companions, for children galore can hardly ever be wanting in a family which all live together, from oldest to youngest; free to run in and out of the houses of friends, never bothered to learn anything except what she can pick up from the women about her, never worried with caste restrictions, never asked to do more in the way of labor than to help in the house-work, petted by her parents, spoiled by her aunts and uncles, and beloved by her brothers, an Indian girl-child is indeed happy—as children count happiness. And then suddenly the curtain falls. At about ten years of age—earlier in some parts and later in others—our spoiled child is old enough to work in earnest, and so she is packed off, sorely against her will, to join her husband's family, entering it not as our brides enter their future homes, at the head of the female community, but at the bottom. Child though she still is, her childhood is now forever past, and she is turned into a young woman, only too often into by no means a happy one.

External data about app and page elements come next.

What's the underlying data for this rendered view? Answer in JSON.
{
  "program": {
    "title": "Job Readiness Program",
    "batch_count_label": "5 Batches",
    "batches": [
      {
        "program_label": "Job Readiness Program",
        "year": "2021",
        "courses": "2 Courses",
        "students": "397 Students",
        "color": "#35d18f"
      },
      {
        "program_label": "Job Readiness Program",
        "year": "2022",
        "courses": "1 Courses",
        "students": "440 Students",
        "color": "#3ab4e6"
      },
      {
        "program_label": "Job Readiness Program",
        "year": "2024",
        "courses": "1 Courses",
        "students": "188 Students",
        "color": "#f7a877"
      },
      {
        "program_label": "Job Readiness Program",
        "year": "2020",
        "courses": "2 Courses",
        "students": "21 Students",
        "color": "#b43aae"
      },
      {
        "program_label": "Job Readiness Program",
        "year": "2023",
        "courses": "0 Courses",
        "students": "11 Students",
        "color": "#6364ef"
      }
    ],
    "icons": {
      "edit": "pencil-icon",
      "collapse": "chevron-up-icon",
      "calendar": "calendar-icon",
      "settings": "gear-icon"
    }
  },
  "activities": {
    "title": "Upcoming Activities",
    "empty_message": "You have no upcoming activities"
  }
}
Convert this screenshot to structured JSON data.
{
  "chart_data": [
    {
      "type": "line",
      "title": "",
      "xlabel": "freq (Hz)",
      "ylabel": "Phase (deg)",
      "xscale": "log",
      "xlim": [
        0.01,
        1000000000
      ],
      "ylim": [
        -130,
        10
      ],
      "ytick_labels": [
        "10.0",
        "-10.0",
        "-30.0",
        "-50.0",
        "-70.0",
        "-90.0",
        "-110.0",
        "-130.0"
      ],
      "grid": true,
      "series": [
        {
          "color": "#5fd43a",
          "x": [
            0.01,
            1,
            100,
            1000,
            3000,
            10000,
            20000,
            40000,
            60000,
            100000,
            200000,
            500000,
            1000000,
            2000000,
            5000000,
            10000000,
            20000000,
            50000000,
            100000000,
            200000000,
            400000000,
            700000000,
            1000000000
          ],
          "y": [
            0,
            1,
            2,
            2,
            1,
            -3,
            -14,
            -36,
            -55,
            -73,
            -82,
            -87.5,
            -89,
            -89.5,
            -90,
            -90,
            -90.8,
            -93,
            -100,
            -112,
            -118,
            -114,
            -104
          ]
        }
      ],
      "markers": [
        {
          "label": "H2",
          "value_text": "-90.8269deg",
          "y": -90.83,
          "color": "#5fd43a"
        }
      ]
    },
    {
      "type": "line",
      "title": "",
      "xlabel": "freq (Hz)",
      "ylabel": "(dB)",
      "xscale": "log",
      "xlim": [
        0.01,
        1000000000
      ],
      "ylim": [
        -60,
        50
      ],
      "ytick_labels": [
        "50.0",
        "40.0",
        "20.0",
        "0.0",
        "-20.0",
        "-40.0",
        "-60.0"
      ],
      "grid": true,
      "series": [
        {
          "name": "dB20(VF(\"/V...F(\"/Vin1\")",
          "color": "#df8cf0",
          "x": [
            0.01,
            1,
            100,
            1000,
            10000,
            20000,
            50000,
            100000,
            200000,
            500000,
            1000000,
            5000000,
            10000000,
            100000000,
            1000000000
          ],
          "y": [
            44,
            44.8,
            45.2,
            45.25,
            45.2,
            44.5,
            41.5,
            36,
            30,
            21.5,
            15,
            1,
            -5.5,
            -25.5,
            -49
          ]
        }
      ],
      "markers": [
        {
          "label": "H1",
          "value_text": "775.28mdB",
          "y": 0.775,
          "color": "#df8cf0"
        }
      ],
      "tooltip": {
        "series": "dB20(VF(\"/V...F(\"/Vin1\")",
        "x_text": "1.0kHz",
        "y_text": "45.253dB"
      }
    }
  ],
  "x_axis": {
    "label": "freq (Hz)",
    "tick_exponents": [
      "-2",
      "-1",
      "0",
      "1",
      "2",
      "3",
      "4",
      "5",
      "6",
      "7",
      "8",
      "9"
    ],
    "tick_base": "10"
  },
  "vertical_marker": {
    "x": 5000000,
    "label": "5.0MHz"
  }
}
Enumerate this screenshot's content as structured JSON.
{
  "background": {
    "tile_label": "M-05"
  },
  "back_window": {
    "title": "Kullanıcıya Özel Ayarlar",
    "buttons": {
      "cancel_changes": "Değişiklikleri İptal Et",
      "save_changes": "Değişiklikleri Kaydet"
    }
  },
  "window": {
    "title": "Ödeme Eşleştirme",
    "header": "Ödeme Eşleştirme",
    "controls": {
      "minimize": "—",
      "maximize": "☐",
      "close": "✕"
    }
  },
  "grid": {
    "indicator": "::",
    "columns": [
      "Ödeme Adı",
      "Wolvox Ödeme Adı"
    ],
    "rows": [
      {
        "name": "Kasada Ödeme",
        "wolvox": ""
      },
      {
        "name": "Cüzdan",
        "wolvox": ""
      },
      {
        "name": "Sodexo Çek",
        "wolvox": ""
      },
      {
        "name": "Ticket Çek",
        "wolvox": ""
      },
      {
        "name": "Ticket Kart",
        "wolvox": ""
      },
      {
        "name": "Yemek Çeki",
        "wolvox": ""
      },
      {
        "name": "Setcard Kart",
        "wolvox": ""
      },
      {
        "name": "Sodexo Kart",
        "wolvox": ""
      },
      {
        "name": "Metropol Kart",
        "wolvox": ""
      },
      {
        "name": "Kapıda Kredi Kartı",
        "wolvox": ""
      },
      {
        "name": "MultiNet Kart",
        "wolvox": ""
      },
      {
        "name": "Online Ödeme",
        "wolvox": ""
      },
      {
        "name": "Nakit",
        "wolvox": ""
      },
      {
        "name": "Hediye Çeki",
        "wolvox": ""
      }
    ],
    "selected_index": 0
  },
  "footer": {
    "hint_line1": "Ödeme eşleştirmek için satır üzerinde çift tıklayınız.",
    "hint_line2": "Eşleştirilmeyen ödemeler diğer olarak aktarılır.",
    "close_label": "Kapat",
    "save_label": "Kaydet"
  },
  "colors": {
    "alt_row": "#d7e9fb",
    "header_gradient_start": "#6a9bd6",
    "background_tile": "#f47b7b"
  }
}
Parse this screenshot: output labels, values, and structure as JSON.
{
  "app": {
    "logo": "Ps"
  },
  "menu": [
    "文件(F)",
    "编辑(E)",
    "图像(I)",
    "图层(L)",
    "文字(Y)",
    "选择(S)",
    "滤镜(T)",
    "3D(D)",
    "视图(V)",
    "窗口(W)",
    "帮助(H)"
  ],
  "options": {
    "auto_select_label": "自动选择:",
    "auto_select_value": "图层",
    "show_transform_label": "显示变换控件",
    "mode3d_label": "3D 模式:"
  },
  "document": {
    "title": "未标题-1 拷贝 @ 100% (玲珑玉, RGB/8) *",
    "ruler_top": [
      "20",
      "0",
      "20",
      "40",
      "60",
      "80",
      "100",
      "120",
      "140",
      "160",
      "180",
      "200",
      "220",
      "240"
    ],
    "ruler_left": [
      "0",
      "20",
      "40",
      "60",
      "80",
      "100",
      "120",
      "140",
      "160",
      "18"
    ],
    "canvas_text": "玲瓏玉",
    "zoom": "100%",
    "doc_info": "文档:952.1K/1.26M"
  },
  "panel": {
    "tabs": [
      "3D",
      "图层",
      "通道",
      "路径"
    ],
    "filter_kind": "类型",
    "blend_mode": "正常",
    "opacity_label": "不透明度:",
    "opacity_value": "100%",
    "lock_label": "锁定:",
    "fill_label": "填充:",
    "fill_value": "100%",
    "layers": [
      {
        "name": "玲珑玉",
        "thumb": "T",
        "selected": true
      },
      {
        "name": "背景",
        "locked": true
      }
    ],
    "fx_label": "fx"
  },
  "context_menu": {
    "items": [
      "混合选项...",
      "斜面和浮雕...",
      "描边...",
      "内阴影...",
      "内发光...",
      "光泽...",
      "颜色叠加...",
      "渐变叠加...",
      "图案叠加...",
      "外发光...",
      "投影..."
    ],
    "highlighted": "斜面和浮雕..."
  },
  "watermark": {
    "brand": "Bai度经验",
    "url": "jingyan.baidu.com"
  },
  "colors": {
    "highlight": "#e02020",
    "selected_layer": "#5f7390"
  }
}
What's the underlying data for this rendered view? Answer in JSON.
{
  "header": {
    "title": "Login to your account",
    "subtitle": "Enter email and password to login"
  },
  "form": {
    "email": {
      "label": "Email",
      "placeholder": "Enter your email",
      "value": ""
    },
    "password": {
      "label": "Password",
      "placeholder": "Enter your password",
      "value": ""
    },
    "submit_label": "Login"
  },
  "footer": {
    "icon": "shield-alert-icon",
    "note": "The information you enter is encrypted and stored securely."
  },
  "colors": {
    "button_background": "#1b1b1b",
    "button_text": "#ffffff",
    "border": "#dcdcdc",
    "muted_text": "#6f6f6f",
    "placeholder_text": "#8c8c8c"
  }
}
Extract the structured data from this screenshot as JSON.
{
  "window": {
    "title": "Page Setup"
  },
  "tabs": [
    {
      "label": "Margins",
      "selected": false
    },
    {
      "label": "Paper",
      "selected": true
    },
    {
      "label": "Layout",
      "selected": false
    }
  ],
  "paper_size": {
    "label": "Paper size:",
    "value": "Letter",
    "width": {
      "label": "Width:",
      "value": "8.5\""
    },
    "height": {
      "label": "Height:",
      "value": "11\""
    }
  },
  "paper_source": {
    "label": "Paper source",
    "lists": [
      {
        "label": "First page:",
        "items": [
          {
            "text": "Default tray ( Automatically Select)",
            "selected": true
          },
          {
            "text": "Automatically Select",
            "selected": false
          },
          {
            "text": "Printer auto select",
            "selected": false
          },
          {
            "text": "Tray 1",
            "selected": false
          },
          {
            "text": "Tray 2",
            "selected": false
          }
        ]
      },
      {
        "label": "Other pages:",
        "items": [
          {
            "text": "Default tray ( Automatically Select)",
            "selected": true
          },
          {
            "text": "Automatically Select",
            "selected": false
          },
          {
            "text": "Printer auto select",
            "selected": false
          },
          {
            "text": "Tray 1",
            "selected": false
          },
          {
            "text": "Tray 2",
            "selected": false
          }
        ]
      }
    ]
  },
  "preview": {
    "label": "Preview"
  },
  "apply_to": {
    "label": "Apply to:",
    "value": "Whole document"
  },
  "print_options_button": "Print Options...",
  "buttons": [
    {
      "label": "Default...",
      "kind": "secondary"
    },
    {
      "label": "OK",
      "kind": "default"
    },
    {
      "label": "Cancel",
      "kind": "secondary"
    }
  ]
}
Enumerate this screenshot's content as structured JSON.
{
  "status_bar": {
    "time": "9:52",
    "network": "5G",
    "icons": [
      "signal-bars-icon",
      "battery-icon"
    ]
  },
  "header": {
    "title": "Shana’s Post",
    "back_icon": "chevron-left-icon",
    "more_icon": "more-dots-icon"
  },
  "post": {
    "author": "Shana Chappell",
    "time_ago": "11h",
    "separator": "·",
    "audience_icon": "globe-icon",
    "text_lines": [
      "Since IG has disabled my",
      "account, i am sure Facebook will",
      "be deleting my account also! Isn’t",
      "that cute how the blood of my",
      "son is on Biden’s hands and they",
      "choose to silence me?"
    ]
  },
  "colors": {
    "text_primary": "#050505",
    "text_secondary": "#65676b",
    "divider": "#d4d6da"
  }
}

At this stage it is necessary to consider two matters, so far as they affect an Indian bride, viz., the practice of infant marriage, and what is known as the joint-family. I need hardly state that the so-called "marriage" of infants is practiced among all classes in every part of India, though of course there are many exceptions to the rule. The term "marriage," as applied to this ceremony by us, is, however, rather misleading. It is in reality an irrevocable betrothal—a bargain not between the infants who are "married," but between those who control them, being often nothing else than a purely commercial contract. It arises out of the theory that a woman is for life under tutelage, and her "marriage" is, therefore, merely a transfer of the right over her to another party, a transfer naturally very frequently made in return for a pecuniary consideration. After this marriage or betrothal, the girl usually remains with her parents, in trust for those to whom she is to be transferred, until the home-coming or going to her husband's house, which may be looked upon as the real marriage, as we Europeans use the word. Until the second ceremony takes place the child-wife is still a child to all intents and purposes, and treated as such, and it is only after it that she in any sense enters on the duties of female life. The family she joins is exactly like that she has left, only it is that of another; to her a vast difference, and one which she never forgets—indeed, it is not unfrequently made painfully apparent to her at every step. What I may call the regulation Indian joint-family is one composed of the paterfamilias, all his sons and brothers, and various extraneous relatives, such as nephews, cousins, and wife's kindred, for the male part; and all their wives, in addition to his own wife and daughters, together with a sprinkling of the family widows, for the female part. In this patriarchy there are grades upon